● TASK DETAILS
Within the data below, copy each line where the string "건강검진" is found.

--- START ---

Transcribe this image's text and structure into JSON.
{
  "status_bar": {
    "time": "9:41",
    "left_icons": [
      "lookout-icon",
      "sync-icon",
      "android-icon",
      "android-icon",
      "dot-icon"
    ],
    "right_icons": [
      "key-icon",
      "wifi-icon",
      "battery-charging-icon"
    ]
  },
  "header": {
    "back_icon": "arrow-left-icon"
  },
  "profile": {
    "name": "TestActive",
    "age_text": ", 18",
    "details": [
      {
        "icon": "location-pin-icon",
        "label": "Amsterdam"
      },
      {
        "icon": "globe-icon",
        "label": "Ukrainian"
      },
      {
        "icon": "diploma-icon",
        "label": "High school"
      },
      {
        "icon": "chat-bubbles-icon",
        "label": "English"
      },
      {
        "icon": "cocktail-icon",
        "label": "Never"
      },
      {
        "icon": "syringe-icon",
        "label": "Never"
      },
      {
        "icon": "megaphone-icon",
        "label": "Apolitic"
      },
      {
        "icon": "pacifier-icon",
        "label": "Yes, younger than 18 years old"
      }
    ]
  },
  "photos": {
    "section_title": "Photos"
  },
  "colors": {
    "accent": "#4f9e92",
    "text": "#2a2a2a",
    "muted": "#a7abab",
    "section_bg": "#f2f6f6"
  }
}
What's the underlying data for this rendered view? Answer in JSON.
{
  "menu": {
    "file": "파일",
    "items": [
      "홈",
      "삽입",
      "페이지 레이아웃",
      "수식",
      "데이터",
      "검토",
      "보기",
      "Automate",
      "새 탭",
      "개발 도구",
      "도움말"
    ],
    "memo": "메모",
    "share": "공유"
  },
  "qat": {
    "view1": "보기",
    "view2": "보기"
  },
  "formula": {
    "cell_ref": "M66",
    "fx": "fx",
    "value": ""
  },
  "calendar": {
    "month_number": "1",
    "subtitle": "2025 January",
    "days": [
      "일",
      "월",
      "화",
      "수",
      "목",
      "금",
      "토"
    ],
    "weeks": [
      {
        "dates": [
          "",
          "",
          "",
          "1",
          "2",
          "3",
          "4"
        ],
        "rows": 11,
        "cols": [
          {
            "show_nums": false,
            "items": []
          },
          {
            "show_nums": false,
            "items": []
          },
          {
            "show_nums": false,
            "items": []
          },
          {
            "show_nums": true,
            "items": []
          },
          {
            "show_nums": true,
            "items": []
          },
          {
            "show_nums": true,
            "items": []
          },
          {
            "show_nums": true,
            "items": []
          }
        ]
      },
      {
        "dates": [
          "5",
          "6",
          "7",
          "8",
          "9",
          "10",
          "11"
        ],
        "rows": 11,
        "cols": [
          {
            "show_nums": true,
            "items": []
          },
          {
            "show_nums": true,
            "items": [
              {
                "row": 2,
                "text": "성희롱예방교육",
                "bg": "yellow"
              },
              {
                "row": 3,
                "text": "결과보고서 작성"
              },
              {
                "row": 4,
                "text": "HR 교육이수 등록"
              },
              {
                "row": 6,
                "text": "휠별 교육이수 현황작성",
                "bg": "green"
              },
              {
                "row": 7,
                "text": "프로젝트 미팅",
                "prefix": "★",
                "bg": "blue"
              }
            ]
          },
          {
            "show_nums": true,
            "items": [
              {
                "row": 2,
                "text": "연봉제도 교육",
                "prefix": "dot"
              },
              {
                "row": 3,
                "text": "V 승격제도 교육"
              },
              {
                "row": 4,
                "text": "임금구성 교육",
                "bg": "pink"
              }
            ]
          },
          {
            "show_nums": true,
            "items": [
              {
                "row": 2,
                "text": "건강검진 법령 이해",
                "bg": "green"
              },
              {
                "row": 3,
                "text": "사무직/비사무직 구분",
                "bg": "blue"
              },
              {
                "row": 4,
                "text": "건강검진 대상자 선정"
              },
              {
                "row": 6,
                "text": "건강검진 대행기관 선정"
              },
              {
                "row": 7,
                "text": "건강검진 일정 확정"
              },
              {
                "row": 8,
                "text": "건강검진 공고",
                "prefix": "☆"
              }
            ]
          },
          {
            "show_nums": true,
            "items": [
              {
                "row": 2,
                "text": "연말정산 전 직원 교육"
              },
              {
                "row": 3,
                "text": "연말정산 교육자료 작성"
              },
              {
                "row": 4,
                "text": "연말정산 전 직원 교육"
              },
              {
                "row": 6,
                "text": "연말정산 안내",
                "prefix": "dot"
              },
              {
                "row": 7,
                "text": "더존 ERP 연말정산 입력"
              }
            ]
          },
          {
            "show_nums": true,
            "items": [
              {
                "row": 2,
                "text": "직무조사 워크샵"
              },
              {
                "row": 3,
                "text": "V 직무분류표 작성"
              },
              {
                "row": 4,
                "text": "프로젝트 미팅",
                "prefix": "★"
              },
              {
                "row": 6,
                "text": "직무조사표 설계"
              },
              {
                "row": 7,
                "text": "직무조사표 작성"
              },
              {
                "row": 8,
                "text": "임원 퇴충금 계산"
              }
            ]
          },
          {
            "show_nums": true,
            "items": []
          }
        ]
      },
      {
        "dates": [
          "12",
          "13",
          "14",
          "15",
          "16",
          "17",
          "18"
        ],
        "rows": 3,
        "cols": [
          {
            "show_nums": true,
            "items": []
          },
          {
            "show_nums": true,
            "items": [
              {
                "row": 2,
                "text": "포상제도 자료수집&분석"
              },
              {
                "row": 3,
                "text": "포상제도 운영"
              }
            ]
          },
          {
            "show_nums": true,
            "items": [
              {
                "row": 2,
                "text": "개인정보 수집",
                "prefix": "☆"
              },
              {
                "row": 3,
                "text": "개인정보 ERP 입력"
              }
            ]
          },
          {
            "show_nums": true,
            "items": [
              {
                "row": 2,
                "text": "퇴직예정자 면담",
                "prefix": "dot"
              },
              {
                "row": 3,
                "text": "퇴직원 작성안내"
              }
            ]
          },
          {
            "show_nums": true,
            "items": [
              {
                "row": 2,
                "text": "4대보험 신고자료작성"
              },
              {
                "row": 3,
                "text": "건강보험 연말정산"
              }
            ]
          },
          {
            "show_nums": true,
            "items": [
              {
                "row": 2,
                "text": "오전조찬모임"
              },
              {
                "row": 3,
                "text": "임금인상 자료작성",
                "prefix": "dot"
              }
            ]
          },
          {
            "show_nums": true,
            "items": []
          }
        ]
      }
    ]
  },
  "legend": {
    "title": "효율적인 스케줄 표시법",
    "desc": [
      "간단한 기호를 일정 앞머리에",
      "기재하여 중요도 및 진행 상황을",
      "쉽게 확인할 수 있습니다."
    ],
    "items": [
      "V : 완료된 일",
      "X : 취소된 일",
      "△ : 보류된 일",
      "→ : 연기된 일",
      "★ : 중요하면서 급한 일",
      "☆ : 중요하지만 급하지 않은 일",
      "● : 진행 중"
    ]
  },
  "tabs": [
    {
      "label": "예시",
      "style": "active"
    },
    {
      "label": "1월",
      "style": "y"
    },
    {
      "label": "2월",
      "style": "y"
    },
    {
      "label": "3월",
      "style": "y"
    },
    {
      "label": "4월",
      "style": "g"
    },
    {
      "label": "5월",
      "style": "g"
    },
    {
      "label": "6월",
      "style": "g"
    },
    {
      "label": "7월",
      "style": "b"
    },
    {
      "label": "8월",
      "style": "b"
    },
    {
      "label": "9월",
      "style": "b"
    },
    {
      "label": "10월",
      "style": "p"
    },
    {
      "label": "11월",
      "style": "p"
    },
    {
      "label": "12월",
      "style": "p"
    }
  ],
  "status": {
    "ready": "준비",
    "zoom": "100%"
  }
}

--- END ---

● PROBLEM SOLUTION
                "text": "건강검진 법령 이해",
                "text": "건강검진 대상자 선정"
                "text": "건강검진 대행기관 선정"
                "text": "건강검진 일정 확정"
                "text": "건강검진 공고",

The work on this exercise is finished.